• **Provided data**
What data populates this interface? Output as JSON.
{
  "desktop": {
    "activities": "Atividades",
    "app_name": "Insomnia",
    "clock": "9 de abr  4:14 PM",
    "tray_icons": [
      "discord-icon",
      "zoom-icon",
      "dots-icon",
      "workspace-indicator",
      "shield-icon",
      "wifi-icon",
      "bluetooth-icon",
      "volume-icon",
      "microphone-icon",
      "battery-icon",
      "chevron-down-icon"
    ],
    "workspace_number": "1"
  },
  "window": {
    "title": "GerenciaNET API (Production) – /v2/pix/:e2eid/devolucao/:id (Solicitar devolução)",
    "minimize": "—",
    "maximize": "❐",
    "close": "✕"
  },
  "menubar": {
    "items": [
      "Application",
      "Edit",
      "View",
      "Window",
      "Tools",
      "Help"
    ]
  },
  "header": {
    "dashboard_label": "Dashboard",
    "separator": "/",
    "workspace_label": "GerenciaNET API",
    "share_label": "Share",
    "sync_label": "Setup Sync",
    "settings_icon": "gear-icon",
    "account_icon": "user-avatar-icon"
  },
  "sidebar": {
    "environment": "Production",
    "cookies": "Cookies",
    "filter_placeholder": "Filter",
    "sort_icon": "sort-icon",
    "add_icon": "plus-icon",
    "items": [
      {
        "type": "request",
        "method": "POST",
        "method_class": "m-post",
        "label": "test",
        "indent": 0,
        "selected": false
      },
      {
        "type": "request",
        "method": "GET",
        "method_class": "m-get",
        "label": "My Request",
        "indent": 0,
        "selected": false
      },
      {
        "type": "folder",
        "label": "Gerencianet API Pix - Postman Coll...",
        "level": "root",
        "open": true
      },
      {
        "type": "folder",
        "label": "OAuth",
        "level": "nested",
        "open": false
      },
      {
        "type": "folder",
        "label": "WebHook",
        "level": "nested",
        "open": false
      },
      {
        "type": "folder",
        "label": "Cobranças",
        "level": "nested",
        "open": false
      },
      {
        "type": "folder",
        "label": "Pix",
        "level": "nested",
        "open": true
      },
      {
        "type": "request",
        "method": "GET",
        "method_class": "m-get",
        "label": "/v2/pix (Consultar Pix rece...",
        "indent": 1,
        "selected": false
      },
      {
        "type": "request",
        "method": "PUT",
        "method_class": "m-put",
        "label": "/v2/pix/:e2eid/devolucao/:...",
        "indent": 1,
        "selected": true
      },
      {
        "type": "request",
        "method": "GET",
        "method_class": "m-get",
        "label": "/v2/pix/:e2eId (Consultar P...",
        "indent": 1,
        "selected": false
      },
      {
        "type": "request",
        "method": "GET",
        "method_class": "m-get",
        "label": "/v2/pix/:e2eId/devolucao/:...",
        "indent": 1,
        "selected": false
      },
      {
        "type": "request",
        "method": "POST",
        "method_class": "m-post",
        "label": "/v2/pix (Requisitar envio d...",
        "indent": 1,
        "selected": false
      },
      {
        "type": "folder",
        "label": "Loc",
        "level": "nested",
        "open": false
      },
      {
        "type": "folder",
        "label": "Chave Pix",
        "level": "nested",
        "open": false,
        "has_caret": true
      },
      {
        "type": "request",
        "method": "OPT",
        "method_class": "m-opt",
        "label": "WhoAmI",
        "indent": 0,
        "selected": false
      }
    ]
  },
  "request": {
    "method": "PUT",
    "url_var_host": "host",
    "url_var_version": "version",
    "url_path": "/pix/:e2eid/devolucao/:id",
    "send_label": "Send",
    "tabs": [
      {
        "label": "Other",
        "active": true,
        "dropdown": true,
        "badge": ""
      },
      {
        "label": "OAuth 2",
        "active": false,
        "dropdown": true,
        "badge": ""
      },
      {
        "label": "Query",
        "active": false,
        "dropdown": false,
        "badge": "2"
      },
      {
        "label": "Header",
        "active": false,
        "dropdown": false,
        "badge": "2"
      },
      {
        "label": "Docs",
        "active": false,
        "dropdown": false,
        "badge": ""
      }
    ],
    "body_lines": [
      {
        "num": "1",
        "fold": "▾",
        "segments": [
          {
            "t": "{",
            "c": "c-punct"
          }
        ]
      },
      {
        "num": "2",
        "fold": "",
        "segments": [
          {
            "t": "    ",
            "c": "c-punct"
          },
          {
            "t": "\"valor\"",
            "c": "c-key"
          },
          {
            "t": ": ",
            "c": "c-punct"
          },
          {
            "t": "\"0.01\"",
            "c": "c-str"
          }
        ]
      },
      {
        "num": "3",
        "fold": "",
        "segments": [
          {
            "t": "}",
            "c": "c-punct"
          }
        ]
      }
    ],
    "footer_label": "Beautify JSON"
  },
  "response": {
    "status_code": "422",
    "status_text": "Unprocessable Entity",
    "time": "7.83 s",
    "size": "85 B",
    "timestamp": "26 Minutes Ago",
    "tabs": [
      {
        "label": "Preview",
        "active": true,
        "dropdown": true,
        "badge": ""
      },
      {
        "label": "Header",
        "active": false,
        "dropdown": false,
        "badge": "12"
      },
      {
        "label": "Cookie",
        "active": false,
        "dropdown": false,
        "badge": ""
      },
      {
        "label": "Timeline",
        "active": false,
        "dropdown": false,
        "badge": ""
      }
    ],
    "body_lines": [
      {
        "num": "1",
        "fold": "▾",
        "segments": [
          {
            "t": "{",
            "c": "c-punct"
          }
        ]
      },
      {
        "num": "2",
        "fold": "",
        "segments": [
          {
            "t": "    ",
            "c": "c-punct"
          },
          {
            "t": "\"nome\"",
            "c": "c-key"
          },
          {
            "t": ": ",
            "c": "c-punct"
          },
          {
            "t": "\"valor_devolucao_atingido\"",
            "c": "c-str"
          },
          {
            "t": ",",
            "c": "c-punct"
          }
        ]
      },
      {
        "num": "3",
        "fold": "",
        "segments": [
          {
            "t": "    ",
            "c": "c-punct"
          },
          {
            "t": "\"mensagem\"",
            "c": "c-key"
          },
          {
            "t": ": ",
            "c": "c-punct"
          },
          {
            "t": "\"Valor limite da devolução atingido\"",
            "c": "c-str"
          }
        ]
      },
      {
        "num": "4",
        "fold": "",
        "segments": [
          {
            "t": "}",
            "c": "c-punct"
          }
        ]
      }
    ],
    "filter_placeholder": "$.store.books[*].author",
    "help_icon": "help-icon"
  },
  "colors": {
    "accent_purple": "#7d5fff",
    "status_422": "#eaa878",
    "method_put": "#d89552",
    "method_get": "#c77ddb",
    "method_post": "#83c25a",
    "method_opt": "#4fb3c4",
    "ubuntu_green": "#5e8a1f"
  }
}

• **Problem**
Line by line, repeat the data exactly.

• **Worked solution**
What data populates this interface? Output as JSON.
{
  "desktop": {
    "activities": "Atividades",
    "app_name": "Insomnia",
    "clock": "9 de abr  4:14 PM",
    "tray_icons": [
      "discord-icon",
      "zoom-icon",
      "dots-icon",
      "workspace-indicator",
      "shield-icon",
      "wifi-icon",
      "bluetooth-icon",
      "volume-icon",
      "microphone-icon",
      "battery-icon",
      "chevron-down-icon"
    ],
    "workspace_number": "1"
  },
  "window": {
    "title": "GerenciaNET API (Production) – /v2/pix/:e2eid/devolucao/:id (Solicitar devolução)",
    "minimize": "—",
    "maximize": "❐",
    "close": "✕"
  },
  "menubar": {
    "items": [
      "Application",
      "Edit",
      "View",
      "Window",
      "Tools",
      "Help"
    ]
  },
  "header": {
    "dashboard_label": "Dashboard",
    "separator": "/",
    "workspace_label": "GerenciaNET API",
    "share_label": "Share",
    "sync_label": "Setup Sync",
    "settings_icon": "gear-icon",
    "account_icon": "user-avatar-icon"
  },
  "sidebar": {
    "environment": "Production",
    "cookies": "Cookies",
    "filter_placeholder": "Filter",
    "sort_icon": "sort-icon",
    "add_icon": "plus-icon",
    "items": [
      {
        "type": "request",
        "method": "POST",
        "method_class": "m-post",
        "label": "test",
        "indent": 0,
        "selected": false
      },
      {
        "type": "request",
        "method": "GET",
        "method_class": "m-get",
        "label": "My Request",
        "indent": 0,
        "selected": false
      },
      {
        "type": "folder",
        "label": "Gerencianet API Pix - Postman Coll...",
        "level": "root",
        "open": true
      },
      {
        "type": "folder",
        "label": "OAuth",
        "level": "nested",
        "open": false
      },
      {
        "type": "folder",
        "label": "WebHook",
        "level": "nested",
        "open": false
      },
      {
        "type": "folder",
        "label": "Cobranças",
        "level": "nested",
        "open": false
      },
      {
        "type": "folder",
        "label": "Pix",
        "level": "nested",
        "open": true
      },
      {
        "type": "request",
        "method": "GET",
        "method_class": "m-get",
        "label": "/v2/pix (Consultar Pix rece...",
        "indent": 1,
        "selected": false
      },
      {
        "type": "request",
        "method": "PUT",
        "method_class": "m-put",
        "label": "/v2/pix/:e2eid/devolucao/:...",
        "indent": 1,
        "selected": true
      },
      {
        "type": "request",
        "method": "GET",
        "method_class": "m-get",
        "label": "/v2/pix/:e2eId (Consultar P...",
        "indent": 1,
        "selected": false
      },
      {
        "type": "request",
        "method": "GET",
        "method_class": "m-get",
        "label": "/v2/pix/:e2eId/devolucao/:...",
        "indent": 1,
        "selected": false
      },
      {
        "type": "request",
        "method": "POST",
        "method_class": "m-post",
        "label": "/v2/pix (Requisitar envio d...",
        "indent": 1,
        "selected": false
      },
      {
        "type": "folder",
        "label": "Loc",
        "level": "nested",
        "open": false
      },
      {
        "type": "folder",
        "label": "Chave Pix",
        "level": "nested",
        "open": false,
        "has_caret": true
      },
      {
        "type": "request",
        "method": "OPT",
        "method_class": "m-opt",
        "label": "WhoAmI",
        "indent": 0,
        "selected": false
      }
    ]
  },
  "request": {
    "method": "PUT",
    "url_var_host": "host",
    "url_var_version": "version",
    "url_path": "/pix/:e2eid/devolucao/:id",
    "send_label": "Send",
    "tabs": [
      {
        "label": "Other",
        "active": true,
        "dropdown": true,
        "badge": ""
      },
      {
        "label": "OAuth 2",
        "active": false,
        "dropdown": true,
        "badge": ""
      },
      {
        "label": "Query",
        "active": false,
        "dropdown": false,
        "badge": "2"
      },
      {
        "label": "Header",
        "active": false,
        "dropdown": false,
        "badge": "2"
      },
      {
        "label": "Docs",
        "active": false,
        "dropdown": false,
        "badge": ""
      }
    ],
    "body_lines": [
      {
        "num": "1",
        "fold": "▾",
        "segments": [
          {
            "t": "{",
            "c": "c-punct"
          }
        ]
      },
      {
        "num": "2",
        "fold": "",
        "segments": [
          {
            "t": "    ",
            "c": "c-punct"
          },
          {
            "t": "\"valor\"",
            "c": "c-key"
          },
          {
            "t": ": ",
            "c": "c-punct"
          },
          {
            "t": "\"0.01\"",
            "c": "c-str"
          }
        ]
      },
      {
        "num": "3",
        "fold": "",
        "segments": [
          {
            "t": "}",
            "c": "c-punct"
          }
        ]
      }
    ],
    "footer_label": "Beautify JSON"
  },
  "response": {
    "status_code": "422",
    "status_text": "Unprocessable Entity",
    "time": "7.83 s",
    "size": "85 B",
    "timestamp": "26 Minutes Ago",
    "tabs": [
      {
        "label": "Preview",
        "active": true,
        "dropdown": true,
        "badge": ""
      },
      {
        "label": "Header",
        "active": false,
        "dropdown": false,
        "badge": "12"
      },
      {
        "label": "Cookie",
        "active": false,
        "dropdown": false,
        "badge": ""
      },
      {
        "label": "Timeline",
        "active": false,
        "dropdown": false,
        "badge": ""
      }
    ],
    "body_lines": [
      {
        "num": "1",
        "fold": "▾",
        "segments": [
          {
            "t": "{",
            "c": "c-punct"
          }
        ]
      },
      {
        "num": "2",
        "fold": "",
        "segments": [
          {
            "t": "    ",
            "c": "c-punct"
          },
          {
            "t": "\"nome\"",
            "c": "c-key"
          },
          {
            "t": ": ",
            "c": "c-punct"
          },
          {
            "t": "\"valor_devolucao_atingido\"",
            "c": "c-str"
          },
          {
            "t": ",",
            "c": "c-punct"
          }
        ]
      },
      {
        "num": "3",
        "fold": "",
        "segments": [
          {
            "t": "    ",
            "c": "c-punct"
          },
          {
            "t": "\"mensagem\"",
            "c": "c-key"
          },
          {
            "t": ": ",
            "c": "c-punct"
          },
          {
            "t": "\"Valor limite da devolução atingido\"",
            "c": "c-str"
          }
        ]
      },
      {
        "num": "4",
        "fold": "",
        "segments": [
          {
            "t": "}",
            "c": "c-punct"
          }
        ]
      }
    ],
    "filter_placeholder": "$.store.books[*].author",
    "help_icon": "help-icon"
  },
  "colors": {
    "accent_purple": "#7d5fff",
    "status_422": "#eaa878",
    "method_put": "#d89552",
    "method_get": "#c77ddb",
    "method_post": "#83c25a",
    "method_opt": "#4fb3c4",
    "ubuntu_green": "#5e8a1f"
  }
}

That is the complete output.